The EI outbreak in Japan started on August 15, 2007, and was largely under control within about one month, although scattered cases persisted through the autumn. The number of horses affected and severity of disease during the outbreak were markedly less than Japan experienced in its most recent previous outbreak in 1971-72. The Japan Racing Association attributed the decrease to its long-standing requirement for twice-annual EI vaccinations. The virus isolated was highly similar to a known reference strain of EI, Wisconsin/03.
In the Australian EI outbreak, clinical signs of the index or earliest documented case were first observed on August 17, 2007, in horses newly imported from Japan, the United Kingdom, Ireland and the United States that were quarantined in Sydney. These horses remained in quarantine, but on August 22, other cases were observed elsewhere in Sydney. How the virus got past the quarantine may never be known.
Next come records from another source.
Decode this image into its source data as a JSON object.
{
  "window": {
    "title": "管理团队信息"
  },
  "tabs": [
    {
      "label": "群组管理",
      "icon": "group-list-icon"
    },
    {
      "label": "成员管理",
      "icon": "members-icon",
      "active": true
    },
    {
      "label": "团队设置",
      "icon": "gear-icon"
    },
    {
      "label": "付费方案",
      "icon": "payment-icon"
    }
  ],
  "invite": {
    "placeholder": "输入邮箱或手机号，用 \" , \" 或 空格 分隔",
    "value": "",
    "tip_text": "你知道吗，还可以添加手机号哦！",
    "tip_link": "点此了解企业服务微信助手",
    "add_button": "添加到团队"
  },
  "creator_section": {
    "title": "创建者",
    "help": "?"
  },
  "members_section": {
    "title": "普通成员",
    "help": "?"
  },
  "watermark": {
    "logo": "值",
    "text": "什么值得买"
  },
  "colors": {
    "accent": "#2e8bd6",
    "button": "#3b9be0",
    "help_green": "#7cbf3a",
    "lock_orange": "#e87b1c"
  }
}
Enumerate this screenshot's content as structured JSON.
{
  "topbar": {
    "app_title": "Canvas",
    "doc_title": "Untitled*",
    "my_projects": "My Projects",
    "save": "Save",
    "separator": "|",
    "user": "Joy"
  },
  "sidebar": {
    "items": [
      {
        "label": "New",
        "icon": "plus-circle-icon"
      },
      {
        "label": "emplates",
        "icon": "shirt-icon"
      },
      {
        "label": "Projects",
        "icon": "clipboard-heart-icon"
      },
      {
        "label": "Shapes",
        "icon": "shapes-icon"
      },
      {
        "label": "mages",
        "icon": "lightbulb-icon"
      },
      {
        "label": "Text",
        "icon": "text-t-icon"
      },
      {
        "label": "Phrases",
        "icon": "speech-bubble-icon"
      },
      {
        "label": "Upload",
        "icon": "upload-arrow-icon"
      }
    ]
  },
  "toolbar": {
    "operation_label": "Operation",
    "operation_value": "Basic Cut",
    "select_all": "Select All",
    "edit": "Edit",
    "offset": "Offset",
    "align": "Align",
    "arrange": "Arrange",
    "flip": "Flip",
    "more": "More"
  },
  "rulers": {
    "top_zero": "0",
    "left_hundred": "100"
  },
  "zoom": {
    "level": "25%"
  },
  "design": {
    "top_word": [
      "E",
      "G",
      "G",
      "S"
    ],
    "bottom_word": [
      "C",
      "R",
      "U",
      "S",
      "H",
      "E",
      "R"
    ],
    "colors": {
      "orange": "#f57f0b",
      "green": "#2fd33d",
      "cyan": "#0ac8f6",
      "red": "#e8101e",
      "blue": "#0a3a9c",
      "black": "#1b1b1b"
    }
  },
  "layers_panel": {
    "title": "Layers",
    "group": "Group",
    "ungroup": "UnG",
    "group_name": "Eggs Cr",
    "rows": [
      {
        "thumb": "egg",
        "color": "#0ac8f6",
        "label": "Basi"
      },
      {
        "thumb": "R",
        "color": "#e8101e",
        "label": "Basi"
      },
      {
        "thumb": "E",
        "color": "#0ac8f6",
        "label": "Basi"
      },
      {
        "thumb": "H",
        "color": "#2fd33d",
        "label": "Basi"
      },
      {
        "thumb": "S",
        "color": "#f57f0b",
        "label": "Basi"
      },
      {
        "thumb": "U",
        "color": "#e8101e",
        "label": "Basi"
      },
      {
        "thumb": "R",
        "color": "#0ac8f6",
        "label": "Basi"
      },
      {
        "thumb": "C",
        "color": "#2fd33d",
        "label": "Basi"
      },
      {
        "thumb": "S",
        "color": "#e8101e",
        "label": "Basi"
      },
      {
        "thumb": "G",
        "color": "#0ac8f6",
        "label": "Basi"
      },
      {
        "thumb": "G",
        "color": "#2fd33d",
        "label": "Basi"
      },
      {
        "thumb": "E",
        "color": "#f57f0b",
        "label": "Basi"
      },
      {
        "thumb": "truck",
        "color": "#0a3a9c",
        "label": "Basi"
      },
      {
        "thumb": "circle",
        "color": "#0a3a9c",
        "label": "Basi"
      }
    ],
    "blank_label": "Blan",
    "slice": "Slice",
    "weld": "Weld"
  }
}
The virus was most likely transmitted on clothing or equipment of persons who had contact with the imported horses, or on a contaminated horse trailer. It appears that EI was unknowingly transmitted to at least one resident horse that carried it to an event held 100 miles away at Maitland on August 18-19. Once there, it spread to many other horses and, in short order, EI was distributed to hundreds of premises in the states of New South Wales and Queensland in eastern Australia.
Unlike Japan, resident horses in Australia were never vaccinated for EI. Thus, the population was highly susceptible, and once introduced, EI was able to spread very rapidly. Movement restrictions on all horses were rapidly instituted, restricting the spread to eastern New South Wales and southeastern Queensland. No cases were identified elsewhere in Australia. Within the affected areas, over 50,000 horses contracted EI. Some fatalities were reported and though the actual number is unknown, it appears to be very low.
The Australian government has pursued a goal of eradication and return to EI-free status. It instituted a strategic vaccination program on September 17. However, the government's aim is to stop vaccinating once the outbreak has burned itself out. T